The Mediterranean diet recommends dairy products, like cheese, milk and yoghurts as they provide calcium to keep bones strong. Avoid low fat yogurts where the fat is often replaced by sugar.

Lean towards legumes

Another part of the Mediterranean diet is legumes such as chickpeas, lentils, kidney beans and soya-beans. These are cheap, healthy and easy to cook with. They provide both protein for muscle maintenance and carbohydrates. Add these to soup mixes to make substantial and filling lunches.

Jamie Oliver has some great recipes using legumes.

Hit the high quality carbohydrates (“carbs”)

There is ongoing debate about whether we should be cutting down on carbs, especially if you have pre-diabetes or diabetes. The sensible approach is to cut down on low quality carbohydrates that don’t provide much nutrition and are easily broken down to sugar in the body. These include white bread, white rice, muffins, supermarket cereals, cakes and croissants. Instead, focus on “better carbs” such as wholegrains like oats/oatmeal, rye, buckwheat, quinoa, and vegetables including sweet potato, carrots, celeriac and swede and legumes. Don’t forget that fruit and veg all count as “carbs” and these are an important part of our diet.

If you’re having trouble controlling your blood sugars, it would be worth cutting down on sugary and starchy white carbohydrates in your diet. Talk to your GP or one of the Medical Advisers at the Trust if you would like to find out more. Lowering your sugar and carbohydrates too quickly can put you at risk of a “hypo” or low blood sugar if you are on certain medication such as gliclazide or insulin, so seeking medical advice before you make changes is important. Diabetes.co.uk have launched a low-carb programme for people looking to improve their blood sugar control.
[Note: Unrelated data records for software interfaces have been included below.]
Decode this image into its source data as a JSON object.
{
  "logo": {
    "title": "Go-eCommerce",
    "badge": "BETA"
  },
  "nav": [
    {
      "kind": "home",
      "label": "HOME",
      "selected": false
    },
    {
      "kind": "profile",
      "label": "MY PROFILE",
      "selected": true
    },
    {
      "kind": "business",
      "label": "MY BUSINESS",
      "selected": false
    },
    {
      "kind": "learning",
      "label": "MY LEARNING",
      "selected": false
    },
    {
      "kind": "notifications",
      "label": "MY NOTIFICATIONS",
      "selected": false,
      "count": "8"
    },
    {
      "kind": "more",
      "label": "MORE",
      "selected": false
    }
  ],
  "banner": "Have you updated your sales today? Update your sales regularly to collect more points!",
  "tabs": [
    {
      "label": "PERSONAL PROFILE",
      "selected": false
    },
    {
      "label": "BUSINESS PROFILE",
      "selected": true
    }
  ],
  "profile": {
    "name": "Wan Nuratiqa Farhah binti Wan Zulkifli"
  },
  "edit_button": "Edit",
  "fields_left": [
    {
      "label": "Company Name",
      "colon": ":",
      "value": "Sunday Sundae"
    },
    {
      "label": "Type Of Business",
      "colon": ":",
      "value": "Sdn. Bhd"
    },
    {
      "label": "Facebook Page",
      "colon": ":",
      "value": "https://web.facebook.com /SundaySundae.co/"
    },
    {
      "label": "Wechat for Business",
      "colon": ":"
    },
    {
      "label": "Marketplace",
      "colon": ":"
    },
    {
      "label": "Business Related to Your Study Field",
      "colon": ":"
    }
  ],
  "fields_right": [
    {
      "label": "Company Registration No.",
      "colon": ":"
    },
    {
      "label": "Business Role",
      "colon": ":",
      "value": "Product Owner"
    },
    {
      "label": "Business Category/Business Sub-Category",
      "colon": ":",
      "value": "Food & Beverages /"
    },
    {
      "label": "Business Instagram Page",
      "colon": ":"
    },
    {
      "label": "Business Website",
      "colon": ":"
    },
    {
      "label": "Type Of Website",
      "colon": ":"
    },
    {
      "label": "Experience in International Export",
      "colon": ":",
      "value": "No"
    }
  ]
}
Push away processed foods

Processed food and drinks aren’t that great for you – and it’s better only to have them on rare occasions.

What do we mean by processed foods?

A simple way of thinking of it is that, if it was around in your Grandma’s day, it probably isn’t too processed! Generally, we’re talking about mass produced foods such as supermarket bread, crisps, cake bars, pot noodles, cereal bars, muffins and sweets. Don’t forget this can also include drinks, especially fizzy ones.

The Mediterranean diet is less of diet and more of a way life.

It involves enjoying home-cooked food with family or friends around a table, rather than ready meals eaten in front of the TV, or food on the go. It also involves being as active as you can be, drinking plenty of water, enjoying food and concentrating your diet on natural, plant-based foods.

You’ll feel better and have more energy – so what’s not to like? Get some Mediterranean into your life!

Find out more about the Mediterranean diet from Diabetes.co.uk